The Hot Zone
China's newly announced air defense identification zone over the East China Sea aims to shore up national security
Current Issue
· Table of Contents
· Editor's Desk
· Previous Issues
· Subscribe to Mag
Subscribe Now >>
Weekly Watch
Expert's View
Market Watch
North American Report
Government Documents
Expat's Eye
Photo Gallery
Reader's Service
Learning with
'Beijing Review'
E-mail us
RSS Feeds
PDF Edition
Reader's Letters
Make Beijing Review your homepage
Hot Links

cheap eyeglasses
Market Avenue

Dangerous Currents Around Diaoyu
Cover Stories Series 2013> Dangerous Currents Around Diaoyu
UPDATED: February 6, 2013 NO. 7 FEBRUARY 14, 2013
Time to Mend Fences

Japanese Prime Minister Shinzo Abe's upcoming visit to the United States is bound to come under close scrutiny in China. The postponed trip, the first since Abe took office late last year, takes place at a time when the two neighbors remain entangled in a protracted dispute over the sovereignty of the Diaoyu Islands.

When Abe was sworn in as Japan's new prime minister, there was cautious optimism that he would take a more realistic attitude. But those hopes lay in tatters after Abe unveiled a self-contradictory approach that aroused suspicions from China. While making positive gestures to China through the visits of high-profile politicians, he has clung to an uncompromising stance. Notably, he has cozied up to other nations in the region including those having territorial disputes with China such as Viet Nam and the Philippines in an apparent bid to hem in China.

What complicates matters is that the United States, which helped sow discord out of Cold War mentality, has weighed in with statements that most Chinese observers believe are vague and biased. Then U.S. Secretary of State Hillary Clinton recently expressed opposition to "any unilateral actions that would seek to undermine Japanese administration," implicitly putting the blame on China.

It should be noted that China was not the one that changed the status quo. China has long held the position that the dispute can be shelved when conditions are not ripe to resolve it. The current round of tensions flared up in September 2012 following the Japanese Government's "nationalization" of some of these islands, a unilateral move that forced China, the islands' legitimate owner, to react. China is not the instigator of trouble; rather, its actions aim to cope with provocation from Japan. Encouragingly, anti-Japanese nationalistic sentiments that saw the outbreak of massive protests at the outset are ebbing away, with rational discussions dominating public opinion in China.

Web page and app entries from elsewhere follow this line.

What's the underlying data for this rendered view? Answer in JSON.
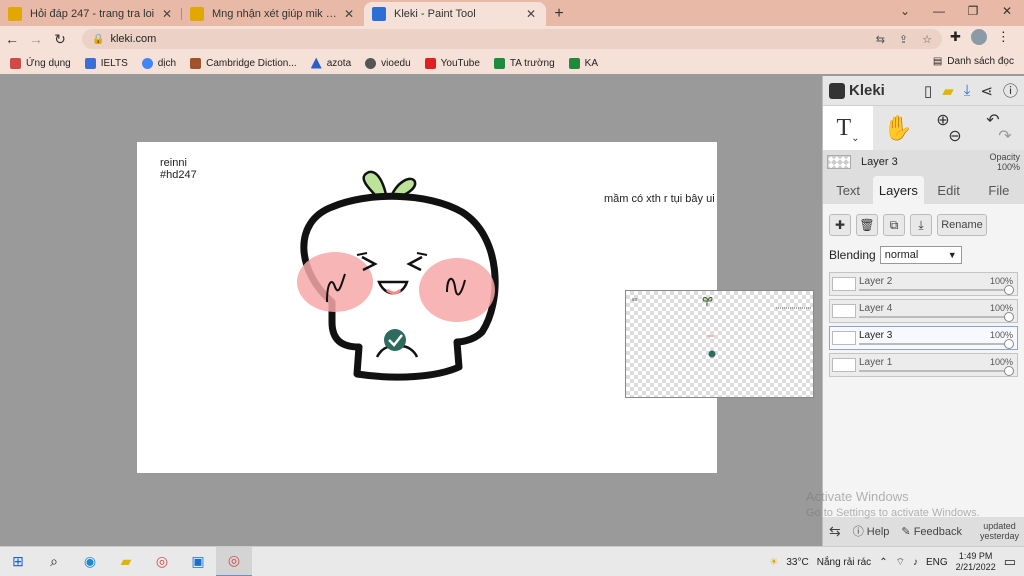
{
  "browser": {
    "tabs": [
      {
        "title": "Hỏi đáp 247 - trang tra loi",
        "color": "#e0a800"
      },
      {
        "title": "Mng nhận xét giúp mik ak :)) Lần",
        "color": "#e0a800"
      },
      {
        "title": "Kleki - Paint Tool",
        "color": "#2b6fd6"
      }
    ],
    "new_tab": "+",
    "url": "kleki.com",
    "bookmarks": [
      {
        "label": "Ứng dụng",
        "color": "#d04a4a"
      },
      {
        "label": "IELTS",
        "color": "#3a6fd8"
      },
      {
        "label": "dịch",
        "color": "#4285f4"
      },
      {
        "label": "Cambridge Diction...",
        "color": "#a0522d"
      },
      {
        "label": "azota",
        "color": "#2a60c8"
      },
      {
        "label": "vioedu",
        "color": "#555555"
      },
      {
        "label": "YouTube",
        "color": "#e02020"
      },
      {
        "label": "TA trường",
        "color": "#1e8a3e"
      },
      {
        "label": "KA",
        "color": "#1e8a3e"
      }
    ],
    "reading_list": "Danh sách đọc"
  },
  "canvas": {
    "text_top_left_1": "reinni",
    "text_top_left_2": "#hd247",
    "text_right": "mầm có xth r tụi bây ui"
  },
  "panel": {
    "logo": "Kleki",
    "current_layer": "Layer 3",
    "opacity_label": "Opacity",
    "opacity_value": "100%",
    "tabs": [
      "Text",
      "Layers",
      "Edit",
      "File"
    ],
    "active_tab": "Layers",
    "rename": "Rename",
    "blending_label": "Blending",
    "blending_value": "normal",
    "layers": [
      {
        "name": "Layer 2",
        "opacity": "100%",
        "selected": false
      },
      {
        "name": "Layer 4",
        "opacity": "100%",
        "selected": false
      },
      {
        "name": "Layer 3",
        "opacity": "100%",
        "selected": true
      },
      {
        "name": "Layer 1",
        "opacity": "100%",
        "selected": false
      }
    ],
    "help": "Help",
    "feedback": "Feedback",
    "updated_1": "updated",
    "updated_2": "yesterday"
  },
  "watermark": {
    "line1": "Activate Windows",
    "line2": "Go to Settings to activate Windows."
  },
  "taskbar": {
    "weather": "33°C",
    "weather_desc": "Nắng rải rác",
    "lang": "ENG",
    "time": "1:49 PM",
    "date": "2/21/2022"
  }
}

The ball is now in Japan's court. The Abe administration is expected to take steps to address China's concerns so that the two countries can engage in substantive consultations. Ahead of Abe's widely watched visit to the United States, it is also hoped that Washington should play a constructive role, refrain from sending wrong signals and prevent the visit from becoming part of Abe's alleged scheme to ally against China.

Top Story
-Protecting Ocean Rights
-Partners in Defense
-Fighting HIV+'s Stigma
-HIV: Privacy VS. Protection
-Setting the Tone
Most Popular
About BEIJINGREVIEW | About beijingreview.com | Rss Feeds | Contact us | Advertising | Subscribe & Service | Make Beijing Review your homepage
Copyright Beijing Review All right reserved